__Provided material__.

Segment Open

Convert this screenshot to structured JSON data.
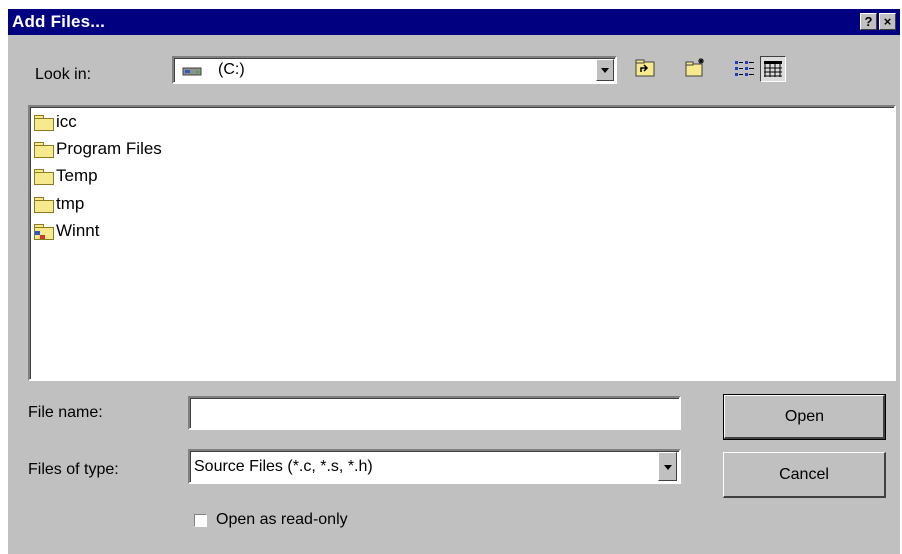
{
  "window": {
    "title": "Add Files...",
    "help_button": "?",
    "close_button": "×"
  },
  "look_in": {
    "label": "Look in:",
    "value": "(C:)"
  },
  "files": [
    {
      "name": "icc",
      "icon": "folder-icon"
    },
    {
      "name": "Program Files",
      "icon": "folder-icon"
    },
    {
      "name": "Temp",
      "icon": "folder-icon"
    },
    {
      "name": "tmp",
      "icon": "folder-icon"
    },
    {
      "name": "Winnt",
      "icon": "system-folder-icon"
    }
  ],
  "file_name": {
    "label": "File name:",
    "value": ""
  },
  "files_of_type": {
    "label": "Files of type:",
    "value": "Source Files (*.c, *.s, *.h)"
  },
  "buttons": {
    "open": "Open",
    "cancel": "Cancel"
  },
  "read_only": {
    "label": "Open as read-only",
    "checked": false
  },
  "toolbar": [
    "up-one-level-icon",
    "new-folder-icon",
    "list-view-icon",
    "details-view-icon"
  ]
}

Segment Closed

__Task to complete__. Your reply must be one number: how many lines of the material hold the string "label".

__Answer for the task__. 4